In-game: A ballroom full of seated players all wearing green Link elf hats.

Our success in the game depended on teamwork and attention to detail, rather than an insight that could make or break the ending. This was a welcome departure from past SCRAP games, which have notoriously relied on unintuitive leaps of logic in the final puzzle.


Having approximately 150 people in the same space was a challenge. It was hard to concentrate in a room full of adventurers; waiting in lines to access certain clues created significant bottlenecks.

Because some elements of the game were accessible out of order, we ended up doubling back and uncovering clues we no longer needed. We also spent several minutes fiddling with a (probably) unintentional red herring that could have been prevented with a small design tweak.

We would have appreciated a hint when we got stuck, but there was no discernible hint system.

Due to the venue and the focus on pencil puzzles, we never truly felt like we were adventuring through Hyrule, despite all the references to the Zelda series.

We didn’t get to keep the hats, which was a letdown for some of us (and also made us wonder if they’d been laundered between games).

Should I play SCRAP’s Defenders of the Triforce?

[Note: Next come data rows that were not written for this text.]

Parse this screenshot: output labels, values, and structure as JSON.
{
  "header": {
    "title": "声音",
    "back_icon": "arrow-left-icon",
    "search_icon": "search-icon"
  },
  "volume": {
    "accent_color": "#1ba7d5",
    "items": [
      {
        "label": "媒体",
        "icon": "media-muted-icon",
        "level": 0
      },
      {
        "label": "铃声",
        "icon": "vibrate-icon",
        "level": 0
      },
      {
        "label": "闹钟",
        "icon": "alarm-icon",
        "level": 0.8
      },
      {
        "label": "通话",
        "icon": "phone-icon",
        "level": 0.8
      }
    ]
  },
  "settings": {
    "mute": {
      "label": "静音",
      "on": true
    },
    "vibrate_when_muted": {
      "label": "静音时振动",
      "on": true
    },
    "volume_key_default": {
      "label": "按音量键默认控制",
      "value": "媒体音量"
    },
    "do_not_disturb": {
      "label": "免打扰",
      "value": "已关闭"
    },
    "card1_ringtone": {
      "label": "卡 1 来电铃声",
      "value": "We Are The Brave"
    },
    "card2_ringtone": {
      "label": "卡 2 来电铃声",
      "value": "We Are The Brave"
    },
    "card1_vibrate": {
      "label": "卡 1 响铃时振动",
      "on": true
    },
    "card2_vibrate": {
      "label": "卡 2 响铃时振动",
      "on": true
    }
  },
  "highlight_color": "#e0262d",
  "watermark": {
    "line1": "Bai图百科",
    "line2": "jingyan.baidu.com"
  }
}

Defenders of the Triforce was lighthearted and not terribly difficult—unlike most of SCRAP’s large-scale games, the majority of the teams made it all the way to the end.

The more physical elements of the game were especially cool for those of us who were Legend of Zelda fans, but non-fans could enjoy Defenders of the Triforce without a knowledge gap.

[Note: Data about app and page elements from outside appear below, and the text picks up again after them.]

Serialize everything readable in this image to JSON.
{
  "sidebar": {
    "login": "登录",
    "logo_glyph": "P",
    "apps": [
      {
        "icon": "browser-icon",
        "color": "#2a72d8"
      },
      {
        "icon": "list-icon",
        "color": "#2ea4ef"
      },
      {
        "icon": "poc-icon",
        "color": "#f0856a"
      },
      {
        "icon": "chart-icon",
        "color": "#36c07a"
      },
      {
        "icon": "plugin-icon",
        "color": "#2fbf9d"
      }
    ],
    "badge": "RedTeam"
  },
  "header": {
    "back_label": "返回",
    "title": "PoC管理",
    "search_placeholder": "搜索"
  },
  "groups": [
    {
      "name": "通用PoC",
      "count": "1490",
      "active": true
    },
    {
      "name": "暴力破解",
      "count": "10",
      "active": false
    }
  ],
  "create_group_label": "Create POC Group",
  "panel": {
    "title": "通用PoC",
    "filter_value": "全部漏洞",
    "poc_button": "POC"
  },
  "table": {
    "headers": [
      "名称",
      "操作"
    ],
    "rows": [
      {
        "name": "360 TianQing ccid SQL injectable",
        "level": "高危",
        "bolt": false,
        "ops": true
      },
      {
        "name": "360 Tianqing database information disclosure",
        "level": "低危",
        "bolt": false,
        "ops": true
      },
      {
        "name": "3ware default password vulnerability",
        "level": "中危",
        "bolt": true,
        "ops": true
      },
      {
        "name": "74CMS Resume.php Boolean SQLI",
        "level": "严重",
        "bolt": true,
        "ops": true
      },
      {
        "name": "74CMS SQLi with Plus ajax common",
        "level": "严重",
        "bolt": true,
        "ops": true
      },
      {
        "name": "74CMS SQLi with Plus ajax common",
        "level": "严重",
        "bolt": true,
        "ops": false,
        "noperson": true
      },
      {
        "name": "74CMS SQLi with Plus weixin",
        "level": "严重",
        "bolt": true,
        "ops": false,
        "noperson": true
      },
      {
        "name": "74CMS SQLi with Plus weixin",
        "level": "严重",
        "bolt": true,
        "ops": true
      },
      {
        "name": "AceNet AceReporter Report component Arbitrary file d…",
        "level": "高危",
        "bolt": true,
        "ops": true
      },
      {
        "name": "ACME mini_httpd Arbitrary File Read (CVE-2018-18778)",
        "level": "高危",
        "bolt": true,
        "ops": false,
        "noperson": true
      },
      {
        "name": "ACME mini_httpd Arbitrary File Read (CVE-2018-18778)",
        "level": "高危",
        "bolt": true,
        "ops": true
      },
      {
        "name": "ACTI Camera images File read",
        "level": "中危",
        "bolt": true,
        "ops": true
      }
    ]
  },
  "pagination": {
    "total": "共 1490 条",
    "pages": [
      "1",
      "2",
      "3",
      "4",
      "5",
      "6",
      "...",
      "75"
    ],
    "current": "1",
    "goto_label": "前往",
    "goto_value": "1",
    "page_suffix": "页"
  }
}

Because of the theme and difficulty level, Defenders of the Triforce would be a safe bet for younger players, families, and less experienced puzzlers—with the understanding that this game format is missing the sense of mystery and exploration of a typical escape room.

Defenders of the Triforce is a fun game with lots of references for Zelda fans, but the videogame series has so many story and gameplay elements that could be great fun in an escape room, and this implementation only scratched the surface.

If you’re looking for an immersive adventure or a puzzling challenge, Defenders of the Triforce is probably not going to be your thing, even if you are a Zelda superfan. At its heart, it was a low-tech opportunity to put ourselves in Link’s shoes (…or hat) and be the heroes of a real-life Zelda legend.

If you’re looking for an hour of Zelda-themed fun (and there are still tickets available in your area), Defenders of the Triforce is worth your time.

Book your hour with SCRAP’s Defenders of the Triforce, and tell them that the Room Escape Artist sent you.

*Defenders of the Triforce is coming to Los Angeles, Phoenix, San Diego, Seattle, San Francisco, Houston, Chicago, New York, Montreal, Toronto, and Vancouver. The event dates and ticket sale dates vary by city.

Lisa & David will be playing in New York on May 4 at 9PM. Look for them there!